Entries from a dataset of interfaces
↓

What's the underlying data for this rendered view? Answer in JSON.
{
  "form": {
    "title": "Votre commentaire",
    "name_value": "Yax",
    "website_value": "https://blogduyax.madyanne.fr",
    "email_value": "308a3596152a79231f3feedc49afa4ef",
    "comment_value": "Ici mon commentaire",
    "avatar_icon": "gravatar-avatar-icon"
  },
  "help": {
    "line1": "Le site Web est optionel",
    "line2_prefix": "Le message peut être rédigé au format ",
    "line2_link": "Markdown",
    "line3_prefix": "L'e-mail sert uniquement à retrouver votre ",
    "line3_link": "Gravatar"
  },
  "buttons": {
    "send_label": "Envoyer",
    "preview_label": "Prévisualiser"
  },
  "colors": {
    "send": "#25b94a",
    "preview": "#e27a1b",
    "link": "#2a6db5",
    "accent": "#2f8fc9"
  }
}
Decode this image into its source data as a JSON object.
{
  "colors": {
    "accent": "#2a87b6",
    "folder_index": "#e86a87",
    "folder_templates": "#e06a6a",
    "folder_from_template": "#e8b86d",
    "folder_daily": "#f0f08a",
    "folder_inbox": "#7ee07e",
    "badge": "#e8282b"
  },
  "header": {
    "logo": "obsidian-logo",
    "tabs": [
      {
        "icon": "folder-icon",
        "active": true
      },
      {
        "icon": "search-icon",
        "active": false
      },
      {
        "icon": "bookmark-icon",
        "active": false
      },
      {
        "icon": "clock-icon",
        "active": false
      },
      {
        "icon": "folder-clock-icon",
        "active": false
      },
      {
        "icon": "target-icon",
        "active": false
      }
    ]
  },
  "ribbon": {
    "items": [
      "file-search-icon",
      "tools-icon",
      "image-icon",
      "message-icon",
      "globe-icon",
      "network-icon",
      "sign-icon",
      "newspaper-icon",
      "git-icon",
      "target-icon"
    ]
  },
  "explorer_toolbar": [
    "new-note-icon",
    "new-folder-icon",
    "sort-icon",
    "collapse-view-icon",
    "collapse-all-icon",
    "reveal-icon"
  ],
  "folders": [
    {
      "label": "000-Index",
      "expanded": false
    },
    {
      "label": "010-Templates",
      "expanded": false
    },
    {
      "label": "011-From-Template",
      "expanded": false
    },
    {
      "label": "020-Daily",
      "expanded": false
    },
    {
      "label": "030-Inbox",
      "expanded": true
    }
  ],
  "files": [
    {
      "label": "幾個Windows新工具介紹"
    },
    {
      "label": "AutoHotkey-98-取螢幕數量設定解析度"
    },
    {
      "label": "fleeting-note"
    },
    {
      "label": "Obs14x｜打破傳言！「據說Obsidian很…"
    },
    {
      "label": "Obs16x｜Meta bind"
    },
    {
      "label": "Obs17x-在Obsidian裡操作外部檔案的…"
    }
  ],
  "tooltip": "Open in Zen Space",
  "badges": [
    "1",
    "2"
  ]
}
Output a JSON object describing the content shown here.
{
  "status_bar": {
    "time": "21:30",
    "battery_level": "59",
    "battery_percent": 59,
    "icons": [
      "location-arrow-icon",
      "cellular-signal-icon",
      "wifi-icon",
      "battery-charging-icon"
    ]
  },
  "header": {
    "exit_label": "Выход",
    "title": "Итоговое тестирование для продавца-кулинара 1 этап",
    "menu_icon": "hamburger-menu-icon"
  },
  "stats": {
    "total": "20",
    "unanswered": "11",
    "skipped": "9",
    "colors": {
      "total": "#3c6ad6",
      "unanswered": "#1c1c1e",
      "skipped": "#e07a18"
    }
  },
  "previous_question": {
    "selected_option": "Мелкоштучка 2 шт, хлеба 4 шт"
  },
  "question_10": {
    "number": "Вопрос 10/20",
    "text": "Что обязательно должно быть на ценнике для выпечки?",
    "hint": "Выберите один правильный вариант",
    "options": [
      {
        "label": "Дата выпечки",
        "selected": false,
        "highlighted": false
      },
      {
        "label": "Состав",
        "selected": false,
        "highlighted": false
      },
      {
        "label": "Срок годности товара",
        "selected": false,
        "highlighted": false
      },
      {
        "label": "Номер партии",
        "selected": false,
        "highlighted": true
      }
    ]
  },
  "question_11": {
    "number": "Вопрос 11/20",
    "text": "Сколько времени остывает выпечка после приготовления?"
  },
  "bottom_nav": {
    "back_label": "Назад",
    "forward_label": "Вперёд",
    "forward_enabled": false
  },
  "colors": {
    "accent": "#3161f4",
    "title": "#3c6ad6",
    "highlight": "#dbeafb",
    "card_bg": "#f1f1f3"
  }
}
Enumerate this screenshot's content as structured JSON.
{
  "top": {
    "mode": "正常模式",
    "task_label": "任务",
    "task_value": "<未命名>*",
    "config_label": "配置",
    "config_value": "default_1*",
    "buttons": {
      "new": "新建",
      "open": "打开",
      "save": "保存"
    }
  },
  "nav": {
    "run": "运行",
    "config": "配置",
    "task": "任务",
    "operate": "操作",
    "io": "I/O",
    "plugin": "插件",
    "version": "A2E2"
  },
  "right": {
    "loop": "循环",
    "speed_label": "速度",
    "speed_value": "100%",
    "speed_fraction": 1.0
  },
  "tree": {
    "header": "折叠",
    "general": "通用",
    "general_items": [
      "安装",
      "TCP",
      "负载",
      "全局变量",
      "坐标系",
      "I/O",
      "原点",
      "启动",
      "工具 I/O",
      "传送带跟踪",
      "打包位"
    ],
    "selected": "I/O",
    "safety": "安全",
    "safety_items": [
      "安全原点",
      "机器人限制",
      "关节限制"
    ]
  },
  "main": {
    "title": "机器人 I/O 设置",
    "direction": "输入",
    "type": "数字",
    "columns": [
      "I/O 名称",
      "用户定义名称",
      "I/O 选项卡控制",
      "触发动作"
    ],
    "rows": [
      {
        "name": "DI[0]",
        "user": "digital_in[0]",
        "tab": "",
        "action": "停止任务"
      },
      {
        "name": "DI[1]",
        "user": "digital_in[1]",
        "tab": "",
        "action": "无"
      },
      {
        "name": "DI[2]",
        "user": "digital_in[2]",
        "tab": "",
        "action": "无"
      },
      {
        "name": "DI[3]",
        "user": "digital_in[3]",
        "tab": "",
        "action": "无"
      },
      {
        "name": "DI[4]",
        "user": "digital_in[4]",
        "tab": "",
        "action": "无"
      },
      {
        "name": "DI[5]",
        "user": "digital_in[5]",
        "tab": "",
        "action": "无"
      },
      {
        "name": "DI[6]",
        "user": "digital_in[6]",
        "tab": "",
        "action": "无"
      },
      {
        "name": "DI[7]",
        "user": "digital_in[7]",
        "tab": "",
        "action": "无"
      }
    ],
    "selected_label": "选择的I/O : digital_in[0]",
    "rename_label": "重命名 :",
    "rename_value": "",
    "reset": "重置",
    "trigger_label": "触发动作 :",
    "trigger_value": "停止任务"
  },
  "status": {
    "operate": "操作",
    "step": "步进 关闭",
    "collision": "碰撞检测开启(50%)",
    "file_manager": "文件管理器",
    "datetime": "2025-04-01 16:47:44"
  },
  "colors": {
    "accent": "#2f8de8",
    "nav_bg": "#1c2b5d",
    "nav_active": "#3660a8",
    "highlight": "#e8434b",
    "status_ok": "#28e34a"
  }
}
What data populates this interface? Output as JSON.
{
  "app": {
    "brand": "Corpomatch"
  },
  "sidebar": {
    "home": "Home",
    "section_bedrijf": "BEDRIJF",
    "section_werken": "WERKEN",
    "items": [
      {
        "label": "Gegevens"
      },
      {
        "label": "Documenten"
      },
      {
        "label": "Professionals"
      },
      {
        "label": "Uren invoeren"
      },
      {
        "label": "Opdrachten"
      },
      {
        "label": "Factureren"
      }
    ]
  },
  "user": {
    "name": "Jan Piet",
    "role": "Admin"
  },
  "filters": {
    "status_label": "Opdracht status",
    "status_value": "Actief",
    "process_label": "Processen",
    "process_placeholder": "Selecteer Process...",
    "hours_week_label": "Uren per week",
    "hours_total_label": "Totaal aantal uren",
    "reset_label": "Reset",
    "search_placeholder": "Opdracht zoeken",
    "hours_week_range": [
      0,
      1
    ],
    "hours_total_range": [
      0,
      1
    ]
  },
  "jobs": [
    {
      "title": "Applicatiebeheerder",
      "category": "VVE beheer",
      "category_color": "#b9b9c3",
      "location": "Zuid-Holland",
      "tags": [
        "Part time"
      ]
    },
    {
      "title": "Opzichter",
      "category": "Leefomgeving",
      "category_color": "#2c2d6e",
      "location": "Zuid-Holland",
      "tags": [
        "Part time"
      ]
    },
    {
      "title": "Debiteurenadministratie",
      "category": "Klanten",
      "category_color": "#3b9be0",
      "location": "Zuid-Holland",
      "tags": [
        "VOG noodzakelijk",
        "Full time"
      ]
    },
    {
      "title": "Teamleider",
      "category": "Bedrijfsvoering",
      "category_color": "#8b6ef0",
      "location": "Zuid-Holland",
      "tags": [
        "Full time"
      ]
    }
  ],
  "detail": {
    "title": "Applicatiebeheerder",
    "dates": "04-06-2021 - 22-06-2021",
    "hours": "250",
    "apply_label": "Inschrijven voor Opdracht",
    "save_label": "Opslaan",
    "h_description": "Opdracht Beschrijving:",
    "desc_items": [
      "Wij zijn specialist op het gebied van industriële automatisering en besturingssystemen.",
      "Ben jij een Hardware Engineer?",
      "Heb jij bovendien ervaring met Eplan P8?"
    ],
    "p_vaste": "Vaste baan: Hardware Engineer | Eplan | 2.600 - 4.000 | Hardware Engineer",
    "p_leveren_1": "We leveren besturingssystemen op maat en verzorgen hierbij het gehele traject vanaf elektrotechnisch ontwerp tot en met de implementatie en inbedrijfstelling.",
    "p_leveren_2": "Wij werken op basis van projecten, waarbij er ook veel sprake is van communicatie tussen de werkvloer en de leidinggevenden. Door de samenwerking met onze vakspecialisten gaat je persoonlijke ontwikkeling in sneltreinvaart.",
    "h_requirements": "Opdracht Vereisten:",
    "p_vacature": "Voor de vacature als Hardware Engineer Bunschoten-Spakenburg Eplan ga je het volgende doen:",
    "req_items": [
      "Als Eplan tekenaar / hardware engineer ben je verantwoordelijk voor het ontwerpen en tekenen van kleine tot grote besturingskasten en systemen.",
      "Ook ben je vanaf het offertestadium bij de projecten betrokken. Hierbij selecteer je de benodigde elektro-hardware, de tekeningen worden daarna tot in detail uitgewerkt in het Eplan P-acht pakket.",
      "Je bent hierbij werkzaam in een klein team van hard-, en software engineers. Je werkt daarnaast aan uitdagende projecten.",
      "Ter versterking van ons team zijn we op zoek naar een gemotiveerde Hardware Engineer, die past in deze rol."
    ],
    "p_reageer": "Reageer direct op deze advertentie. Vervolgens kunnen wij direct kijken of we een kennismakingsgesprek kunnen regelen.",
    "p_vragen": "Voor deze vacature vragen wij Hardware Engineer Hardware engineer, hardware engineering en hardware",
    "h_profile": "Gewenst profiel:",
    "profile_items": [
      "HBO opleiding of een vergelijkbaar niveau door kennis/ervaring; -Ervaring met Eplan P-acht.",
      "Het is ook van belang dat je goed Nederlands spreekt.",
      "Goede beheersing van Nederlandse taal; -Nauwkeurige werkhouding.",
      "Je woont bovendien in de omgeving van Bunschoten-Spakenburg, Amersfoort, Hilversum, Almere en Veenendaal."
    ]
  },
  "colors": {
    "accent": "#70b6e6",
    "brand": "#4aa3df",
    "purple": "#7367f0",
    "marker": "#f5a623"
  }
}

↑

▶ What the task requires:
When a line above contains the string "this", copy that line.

▶ Expected answer:
What's the underlying data for this rendered view? Answer in JSON.
Decode this image into its source data as a JSON object.
Enumerate this screenshot's content as structured JSON.
What data populates this interface? Output as JSON.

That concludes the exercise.